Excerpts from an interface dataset
+ + +

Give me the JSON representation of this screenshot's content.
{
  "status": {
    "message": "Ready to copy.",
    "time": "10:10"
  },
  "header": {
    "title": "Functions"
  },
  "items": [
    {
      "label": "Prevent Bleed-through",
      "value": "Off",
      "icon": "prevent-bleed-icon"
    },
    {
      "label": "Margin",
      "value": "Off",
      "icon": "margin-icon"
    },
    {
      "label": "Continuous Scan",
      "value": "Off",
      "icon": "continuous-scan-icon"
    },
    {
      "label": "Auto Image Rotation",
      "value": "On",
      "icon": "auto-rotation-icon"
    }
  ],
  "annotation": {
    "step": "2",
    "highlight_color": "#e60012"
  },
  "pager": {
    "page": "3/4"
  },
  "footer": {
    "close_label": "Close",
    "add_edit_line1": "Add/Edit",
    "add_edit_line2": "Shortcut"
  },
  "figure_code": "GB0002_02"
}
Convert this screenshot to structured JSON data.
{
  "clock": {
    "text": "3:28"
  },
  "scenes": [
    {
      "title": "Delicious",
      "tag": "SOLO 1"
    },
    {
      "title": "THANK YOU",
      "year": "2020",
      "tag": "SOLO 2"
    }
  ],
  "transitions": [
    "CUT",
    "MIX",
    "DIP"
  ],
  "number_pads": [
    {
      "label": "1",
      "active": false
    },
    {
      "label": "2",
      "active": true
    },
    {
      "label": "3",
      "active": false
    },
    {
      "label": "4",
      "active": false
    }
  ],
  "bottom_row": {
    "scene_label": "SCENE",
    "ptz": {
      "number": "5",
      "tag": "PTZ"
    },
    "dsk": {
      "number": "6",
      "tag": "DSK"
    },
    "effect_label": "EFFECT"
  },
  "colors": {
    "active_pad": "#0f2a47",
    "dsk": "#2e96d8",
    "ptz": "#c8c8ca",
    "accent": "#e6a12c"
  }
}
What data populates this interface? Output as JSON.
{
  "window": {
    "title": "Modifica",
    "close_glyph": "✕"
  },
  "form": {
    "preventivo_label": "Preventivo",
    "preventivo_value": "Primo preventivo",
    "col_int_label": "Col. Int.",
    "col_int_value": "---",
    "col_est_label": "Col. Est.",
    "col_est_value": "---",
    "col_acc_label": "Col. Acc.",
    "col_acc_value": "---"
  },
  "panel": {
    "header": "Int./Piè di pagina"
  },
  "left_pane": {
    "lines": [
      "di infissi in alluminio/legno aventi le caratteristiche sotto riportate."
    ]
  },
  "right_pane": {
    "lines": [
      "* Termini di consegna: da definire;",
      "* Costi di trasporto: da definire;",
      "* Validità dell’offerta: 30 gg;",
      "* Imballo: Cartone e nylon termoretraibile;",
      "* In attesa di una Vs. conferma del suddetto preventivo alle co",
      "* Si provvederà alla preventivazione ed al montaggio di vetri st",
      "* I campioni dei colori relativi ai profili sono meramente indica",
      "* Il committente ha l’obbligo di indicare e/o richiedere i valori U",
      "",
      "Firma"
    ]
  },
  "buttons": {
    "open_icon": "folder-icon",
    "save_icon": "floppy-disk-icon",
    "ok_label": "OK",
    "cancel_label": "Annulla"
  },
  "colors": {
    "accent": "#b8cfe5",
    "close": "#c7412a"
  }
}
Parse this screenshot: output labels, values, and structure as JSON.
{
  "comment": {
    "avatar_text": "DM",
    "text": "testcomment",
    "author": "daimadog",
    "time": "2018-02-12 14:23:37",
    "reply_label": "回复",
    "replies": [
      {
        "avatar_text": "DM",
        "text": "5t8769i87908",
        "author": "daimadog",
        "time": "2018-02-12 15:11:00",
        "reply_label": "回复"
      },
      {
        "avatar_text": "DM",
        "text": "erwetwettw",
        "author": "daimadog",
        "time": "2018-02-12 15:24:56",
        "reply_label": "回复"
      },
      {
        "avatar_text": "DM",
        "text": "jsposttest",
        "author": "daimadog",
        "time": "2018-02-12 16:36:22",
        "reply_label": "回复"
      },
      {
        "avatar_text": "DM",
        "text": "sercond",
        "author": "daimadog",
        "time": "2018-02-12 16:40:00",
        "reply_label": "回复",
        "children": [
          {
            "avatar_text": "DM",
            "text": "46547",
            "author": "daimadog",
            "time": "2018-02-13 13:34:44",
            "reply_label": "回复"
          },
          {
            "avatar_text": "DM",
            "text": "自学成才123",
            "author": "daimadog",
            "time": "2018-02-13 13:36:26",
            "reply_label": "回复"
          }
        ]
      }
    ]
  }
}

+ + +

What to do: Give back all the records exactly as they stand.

Completed task:
Give me the JSON representation of this screenshot's content.
{
  "status": {
    "message": "Ready to copy.",
    "time": "10:10"
  },
  "header": {
    "title": "Functions"
  },
  "items": [
    {
      "label": "Prevent Bleed-through",
      "value": "Off",
      "icon": "prevent-bleed-icon"
    },
    {
      "label": "Margin",
      "value": "Off",
      "icon": "margin-icon"
    },
    {
      "label": "Continuous Scan",
      "value": "Off",
      "icon": "continuous-scan-icon"
    },
    {
      "label": "Auto Image Rotation",
      "value": "On",
      "icon": "auto-rotation-icon"
    }
  ],
  "annotation": {
    "step": "2",
    "highlight_color": "#e60012"
  },
  "pager": {
    "page": "3/4"
  },
  "footer": {
    "close_label": "Close",
    "add_edit_line1": "Add/Edit",
    "add_edit_line2": "Shortcut"
  },
  "figure_code": "GB0002_02"
}
Convert this screenshot to structured JSON data.
{
  "clock": {
    "text": "3:28"
  },
  "scenes": [
    {
      "title": "Delicious",
      "tag": "SOLO 1"
    },
    {
      "title": "THANK YOU",
      "year": "2020",
      "tag": "SOLO 2"
    }
  ],
  "transitions": [
    "CUT",
    "MIX",
    "DIP"
  ],
  "number_pads": [
    {
      "label": "1",
      "active": false
    },
    {
      "label": "2",
      "active": true
    },
    {
      "label": "3",
      "active": false
    },
    {
      "label": "4",
      "active": false
    }
  ],
  "bottom_row": {
    "scene_label": "SCENE",
    "ptz": {
      "number": "5",
      "tag": "PTZ"
    },
    "dsk": {
      "number": "6",
      "tag": "DSK"
    },
    "effect_label": "EFFECT"
  },
  "colors": {
    "active_pad": "#0f2a47",
    "dsk": "#2e96d8",
    "ptz": "#c8c8ca",
    "accent": "#e6a12c"
  }
}
What data populates this interface? Output as JSON.
{
  "window": {
    "title": "Modifica",
    "close_glyph": "✕"
  },
  "form": {
    "preventivo_label": "Preventivo",
    "preventivo_value": "Primo preventivo",
    "col_int_label": "Col. Int.",
    "col_int_value": "---",
    "col_est_label": "Col. Est.",
    "col_est_value": "---",
    "col_acc_label": "Col. Acc.",
    "col_acc_value": "---"
  },
  "panel": {
    "header": "Int./Piè di pagina"
  },
  "left_pane": {
    "lines": [
      "di infissi in alluminio/legno aventi le caratteristiche sotto riportate."
    ]
  },
  "right_pane": {
    "lines": [
      "* Termini di consegna: da definire;",
      "* Costi di trasporto: da definire;",
      "* Validità dell’offerta: 30 gg;",
      "* Imballo: Cartone e nylon termoretraibile;",
      "* In attesa di una Vs. conferma del suddetto preventivo alle co",
      "* Si provvederà alla preventivazione ed al montaggio di vetri st",
      "* I campioni dei colori relativi ai profili sono meramente indica",
      "* Il committente ha l’obbligo di indicare e/o richiedere i valori U",
      "",
      "Firma"
    ]
  },
  "buttons": {
    "open_icon": "folder-icon",
    "save_icon": "floppy-disk-icon",
    "ok_label": "OK",
    "cancel_label": "Annulla"
  },
  "colors": {
    "accent": "#b8cfe5",
    "close": "#c7412a"
  }
}
Parse this screenshot: output labels, values, and structure as JSON.
{
  "comment": {
    "avatar_text": "DM",
    "text": "testcomment",
    "author": "daimadog",
    "time": "2018-02-12 14:23:37",
    "reply_label": "回复",
    "replies": [
      {
        "avatar_text": "DM",
        "text": "5t8769i87908",
        "author": "daimadog",
        "time": "2018-02-12 15:11:00",
        "reply_label": "回复"
      },
      {
        "avatar_text": "DM",
        "text": "erwetwettw",
        "author": "daimadog",
        "time": "2018-02-12 15:24:56",
        "reply_label": "回复"
      },
      {
        "avatar_text": "DM",
        "text": "jsposttest",
        "author": "daimadog",
        "time": "2018-02-12 16:36:22",
        "reply_label": "回复"
      },
      {
        "avatar_text": "DM",
        "text": "sercond",
        "author": "daimadog",
        "time": "2018-02-12 16:40:00",
        "reply_label": "回复",
        "children": [
          {
            "avatar_text": "DM",
            "text": "46547",
            "author": "daimadog",
            "time": "2018-02-13 13:34:44",
            "reply_label": "回复"
          },
          {
            "avatar_text": "DM",
            "text": "自学成才123",
            "author": "daimadog",
            "time": "2018-02-13 13:36:26",
            "reply_label": "回复"
          }
        ]
      }
    ]
  }
}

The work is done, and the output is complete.